V.C. Summer and Dominion: How to Save Customers Money and Protect the Environment

South Carolina’s energy regulator–the Public Service Commission (PSC)–will be hearing a very important case in November to decide the future of the abandoned V.C. Summer nuclear project and SCE&G’s proposed merger with Dominion Energy, which will shape South Carolina’s energy future for decades. Southern Alliance for Clean Energy (SACE) has intervened in the docket with Coastal Conservation League, represented by the Southern Environmental Law Center, and we have submitted testimony from several experts showing how to save customers money, serve the public interest, and increase customer protection while investing in the reliable, low-cost clean energy future that our state’s citizens desire.

Recap of South Carolina Energy Policy in 2018 Legislative Session

The 2018 legislative session in South Carolina was a historic opportunity for significant, long-lasting reform in South Carolina energy policy. Here is a recap of what was proposed and what ended up passing in the 2018 session.

Talking Energy Reform with the SC Tea Party

On Monday of this week, I got to speak at the South Carolina Tea Party Coalition Convention in Myrtle Beach about the ongoing V.C. Summer nuclear scandal. It was a great opportunity to find common ground with the Tea Party on important energy issues here in SC, as SACE has done with Tea Party groups in other states. I was asked to talk about what’s really going on with the nuclear scandal, who’s responsible, and what comes next, so I tried to wrap all of that up into about 10 minutes, but here are the main points: 1) In trying to understand how we’ve gotten to this point with huge debt for a canceled power plant that customers may end up having to pay, the details are many but can be boiled down to that monopolies, set up by the government, have been taxing us, killing competition, and taking away our freedom; and 2)Likewise, the solutions to the mess can be terribly complicated, but it comes down to this key question: in South Carolina’s energy system, are we going to continue the failed path of corrupt monopoly control that brought us to this point, or free our state’s electric customers to enjoy customer choice in a fair power market that people can understand?

The conference had a great videographer who has made the video available on Youtube here and I’ve copied it below. If you would like to read a written copy of my remarks, please scroll down below the video.

Energy Storage: Charging Ahead in 2018
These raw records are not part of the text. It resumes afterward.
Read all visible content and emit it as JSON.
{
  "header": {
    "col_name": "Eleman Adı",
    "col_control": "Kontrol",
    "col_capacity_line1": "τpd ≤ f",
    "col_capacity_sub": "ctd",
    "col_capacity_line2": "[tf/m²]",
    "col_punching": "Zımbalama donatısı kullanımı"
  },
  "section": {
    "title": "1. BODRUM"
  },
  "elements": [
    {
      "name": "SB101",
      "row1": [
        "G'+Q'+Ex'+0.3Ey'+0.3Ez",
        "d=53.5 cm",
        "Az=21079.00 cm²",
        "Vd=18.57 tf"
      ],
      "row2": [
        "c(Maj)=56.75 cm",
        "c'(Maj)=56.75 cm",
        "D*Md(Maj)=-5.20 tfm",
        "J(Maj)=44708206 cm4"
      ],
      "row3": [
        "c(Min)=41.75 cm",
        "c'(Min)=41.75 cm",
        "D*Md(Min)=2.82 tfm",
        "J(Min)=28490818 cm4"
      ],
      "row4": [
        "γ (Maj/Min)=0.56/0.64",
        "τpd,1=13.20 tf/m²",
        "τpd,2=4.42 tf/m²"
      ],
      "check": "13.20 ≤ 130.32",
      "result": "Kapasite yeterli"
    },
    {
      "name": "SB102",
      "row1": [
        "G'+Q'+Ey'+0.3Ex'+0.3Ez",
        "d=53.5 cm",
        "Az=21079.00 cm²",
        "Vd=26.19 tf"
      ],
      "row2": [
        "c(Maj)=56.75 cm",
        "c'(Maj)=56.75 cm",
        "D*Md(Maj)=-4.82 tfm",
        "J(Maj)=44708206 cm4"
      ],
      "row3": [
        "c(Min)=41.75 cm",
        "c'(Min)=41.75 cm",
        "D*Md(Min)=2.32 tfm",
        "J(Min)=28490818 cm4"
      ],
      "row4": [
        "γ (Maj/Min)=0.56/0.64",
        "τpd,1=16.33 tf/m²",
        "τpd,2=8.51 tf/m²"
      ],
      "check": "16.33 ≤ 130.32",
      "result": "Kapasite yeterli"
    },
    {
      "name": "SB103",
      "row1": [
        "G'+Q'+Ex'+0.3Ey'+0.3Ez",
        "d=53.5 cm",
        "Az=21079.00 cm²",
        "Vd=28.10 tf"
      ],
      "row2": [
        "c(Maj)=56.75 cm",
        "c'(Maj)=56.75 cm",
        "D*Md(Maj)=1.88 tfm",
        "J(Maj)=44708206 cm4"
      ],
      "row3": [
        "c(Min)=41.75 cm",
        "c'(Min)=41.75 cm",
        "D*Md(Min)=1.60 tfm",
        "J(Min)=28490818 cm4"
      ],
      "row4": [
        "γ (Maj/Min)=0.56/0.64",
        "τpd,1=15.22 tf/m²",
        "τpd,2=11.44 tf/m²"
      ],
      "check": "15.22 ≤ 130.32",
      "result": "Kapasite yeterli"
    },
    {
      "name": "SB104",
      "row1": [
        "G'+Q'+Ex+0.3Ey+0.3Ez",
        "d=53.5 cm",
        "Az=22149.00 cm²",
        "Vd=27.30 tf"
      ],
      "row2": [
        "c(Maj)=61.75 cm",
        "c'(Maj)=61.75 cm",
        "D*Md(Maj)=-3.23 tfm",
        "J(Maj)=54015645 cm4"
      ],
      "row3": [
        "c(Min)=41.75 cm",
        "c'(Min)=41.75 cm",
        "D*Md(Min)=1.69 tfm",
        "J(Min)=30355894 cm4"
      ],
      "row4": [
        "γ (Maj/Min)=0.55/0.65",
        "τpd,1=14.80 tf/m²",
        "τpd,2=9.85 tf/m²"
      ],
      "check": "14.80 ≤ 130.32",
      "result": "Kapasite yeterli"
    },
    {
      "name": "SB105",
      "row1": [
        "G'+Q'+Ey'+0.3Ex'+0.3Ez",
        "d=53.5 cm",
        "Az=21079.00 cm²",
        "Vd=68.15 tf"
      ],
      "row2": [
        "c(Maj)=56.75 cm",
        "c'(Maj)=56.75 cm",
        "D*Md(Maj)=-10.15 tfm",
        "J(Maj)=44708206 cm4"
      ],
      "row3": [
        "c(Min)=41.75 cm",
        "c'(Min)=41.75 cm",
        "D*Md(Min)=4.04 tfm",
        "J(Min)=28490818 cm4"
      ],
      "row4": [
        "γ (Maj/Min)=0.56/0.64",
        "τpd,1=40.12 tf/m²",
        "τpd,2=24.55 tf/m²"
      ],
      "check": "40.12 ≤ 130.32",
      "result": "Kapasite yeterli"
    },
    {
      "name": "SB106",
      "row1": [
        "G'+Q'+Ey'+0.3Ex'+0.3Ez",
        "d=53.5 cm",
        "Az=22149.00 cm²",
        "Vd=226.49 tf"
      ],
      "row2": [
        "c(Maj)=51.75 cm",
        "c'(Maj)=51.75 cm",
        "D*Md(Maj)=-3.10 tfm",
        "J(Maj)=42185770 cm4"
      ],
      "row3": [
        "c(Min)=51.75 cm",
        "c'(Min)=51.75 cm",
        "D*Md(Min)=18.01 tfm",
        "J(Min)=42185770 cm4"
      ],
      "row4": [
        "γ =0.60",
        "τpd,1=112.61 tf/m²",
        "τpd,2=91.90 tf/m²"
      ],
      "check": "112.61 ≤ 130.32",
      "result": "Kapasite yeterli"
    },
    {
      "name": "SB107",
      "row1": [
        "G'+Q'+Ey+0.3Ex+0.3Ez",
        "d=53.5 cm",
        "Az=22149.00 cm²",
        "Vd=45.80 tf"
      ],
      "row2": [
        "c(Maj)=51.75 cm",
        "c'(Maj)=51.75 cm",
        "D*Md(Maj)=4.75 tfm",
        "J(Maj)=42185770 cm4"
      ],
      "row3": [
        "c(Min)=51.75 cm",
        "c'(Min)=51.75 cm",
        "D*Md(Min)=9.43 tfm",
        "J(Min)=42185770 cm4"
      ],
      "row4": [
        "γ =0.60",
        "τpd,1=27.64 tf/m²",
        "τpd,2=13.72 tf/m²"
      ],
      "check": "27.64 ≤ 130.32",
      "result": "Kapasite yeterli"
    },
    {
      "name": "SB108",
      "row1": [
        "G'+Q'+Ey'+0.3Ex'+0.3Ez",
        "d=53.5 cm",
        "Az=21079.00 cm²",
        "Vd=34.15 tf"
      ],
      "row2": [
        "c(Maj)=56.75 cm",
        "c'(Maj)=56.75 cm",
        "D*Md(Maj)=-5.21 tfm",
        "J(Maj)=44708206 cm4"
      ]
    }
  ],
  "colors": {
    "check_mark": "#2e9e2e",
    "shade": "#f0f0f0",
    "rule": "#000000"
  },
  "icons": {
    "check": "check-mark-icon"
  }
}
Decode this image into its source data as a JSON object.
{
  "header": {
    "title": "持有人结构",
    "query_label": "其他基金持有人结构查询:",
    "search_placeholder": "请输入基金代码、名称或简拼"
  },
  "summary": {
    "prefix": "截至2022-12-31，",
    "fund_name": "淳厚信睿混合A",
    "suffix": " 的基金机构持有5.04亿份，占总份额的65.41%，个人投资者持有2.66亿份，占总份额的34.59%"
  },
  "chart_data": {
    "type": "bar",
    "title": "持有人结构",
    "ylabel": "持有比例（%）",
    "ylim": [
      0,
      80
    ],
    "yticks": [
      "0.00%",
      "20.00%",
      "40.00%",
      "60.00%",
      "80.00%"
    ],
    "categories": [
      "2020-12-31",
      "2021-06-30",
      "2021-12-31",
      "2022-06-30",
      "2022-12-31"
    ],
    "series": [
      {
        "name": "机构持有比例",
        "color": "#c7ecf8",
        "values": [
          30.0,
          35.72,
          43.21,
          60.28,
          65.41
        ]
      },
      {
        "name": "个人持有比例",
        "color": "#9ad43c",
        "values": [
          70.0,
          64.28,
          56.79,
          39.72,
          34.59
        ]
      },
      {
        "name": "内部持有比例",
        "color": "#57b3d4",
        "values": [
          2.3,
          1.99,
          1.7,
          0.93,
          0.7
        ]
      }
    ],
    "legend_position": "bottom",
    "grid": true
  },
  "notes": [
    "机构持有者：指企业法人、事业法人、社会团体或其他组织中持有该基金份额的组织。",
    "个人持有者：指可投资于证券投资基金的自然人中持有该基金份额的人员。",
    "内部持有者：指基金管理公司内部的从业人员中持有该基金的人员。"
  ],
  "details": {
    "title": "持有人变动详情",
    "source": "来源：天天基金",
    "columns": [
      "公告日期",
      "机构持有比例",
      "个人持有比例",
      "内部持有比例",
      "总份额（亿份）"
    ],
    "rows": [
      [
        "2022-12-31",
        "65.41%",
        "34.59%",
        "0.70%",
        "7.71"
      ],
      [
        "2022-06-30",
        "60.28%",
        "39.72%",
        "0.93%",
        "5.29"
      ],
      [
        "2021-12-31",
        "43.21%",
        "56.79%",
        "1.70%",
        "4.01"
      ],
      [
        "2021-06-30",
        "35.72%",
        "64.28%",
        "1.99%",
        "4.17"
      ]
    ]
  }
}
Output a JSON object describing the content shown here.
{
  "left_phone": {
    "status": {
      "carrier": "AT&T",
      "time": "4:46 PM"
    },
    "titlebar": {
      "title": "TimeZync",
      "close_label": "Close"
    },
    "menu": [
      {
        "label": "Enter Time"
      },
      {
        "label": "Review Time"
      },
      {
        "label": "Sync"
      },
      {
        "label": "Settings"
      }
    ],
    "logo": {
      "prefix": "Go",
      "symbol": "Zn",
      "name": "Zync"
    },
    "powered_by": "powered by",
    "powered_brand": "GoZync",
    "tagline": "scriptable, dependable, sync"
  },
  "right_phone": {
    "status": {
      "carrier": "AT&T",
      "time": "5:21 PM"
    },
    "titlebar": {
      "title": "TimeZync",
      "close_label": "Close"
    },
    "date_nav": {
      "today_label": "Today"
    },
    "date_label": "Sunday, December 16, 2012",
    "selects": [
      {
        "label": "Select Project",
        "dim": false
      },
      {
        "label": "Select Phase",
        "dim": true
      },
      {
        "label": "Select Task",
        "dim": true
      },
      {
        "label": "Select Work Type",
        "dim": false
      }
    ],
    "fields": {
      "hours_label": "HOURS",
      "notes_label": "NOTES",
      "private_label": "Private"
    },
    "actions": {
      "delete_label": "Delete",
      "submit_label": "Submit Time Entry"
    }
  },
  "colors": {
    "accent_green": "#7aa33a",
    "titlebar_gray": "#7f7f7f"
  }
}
Duke Florida plans to add 50 MW of battery storage.
Kentucky Power’s IRP has plans for adding 10 MW of battery storage by 2025.
Duke Energy in North Carolina will install a 9 MW battery system in transmission-constrained Asheville.
West Virginia’s Laurel Mountain wind farm has a co-located 32 MW / 8 MWh lithium-ion battery system.
Duke Energy’s Notrees Windpower Project in western Texas is upgrading from lead-acid batteries to a 36 MW lithium-ion system.
Southern Company is testing a 1 MW / 2 MWh lithium-ion battery system in Cedartown, Georgia.
Southern Company and Gulf Power are testing a 250 kW / 1 MWh Tesla Powerpack in Pensacola, Florida.
Chattanooga, Tennessee’s Electric Power Board (EPB) has energized a 100kW/400kWh Vanadium flow battery.
Entergy New Orleans paired its new 1 MW solar PV facility with a 500 kWh lithium-ion battery system.
Arkansas Electric Cooperative Company began evaluating battery storage in 2015 for its IRP.
Dominion Energy (Virginia) has an IRP that evaluates battery storage, and even pumped-hydro storage.

Looking At The Brackets: New Nuclear Plants Are Odds-On Favorite To Lose In First Round

Dennis Wamsted’s post, “Looking at The Brackets: New Nuclear Plants Are Odds-On Favorite To Lose In First Round,” originally ran in his blog, Wamsted on Energy: News and views for thinking professionals, on March 15, 2017. Find the original post here and more about Mr. Wamsted here. Published below with permission. I just finished filling […]

Bigger Turbines, Bigger Opportunities for Virginia

Virginia is currently home to at least six wind energy-related manufacturing facilities serving the domestic and international wind industry markets. In 2013, there were up to 500 direct and indirect jobs provided by the wind industry in Virginia. Developing land-based wind in the state could greatly add to local economic benefits and create more wind energy-related jobs.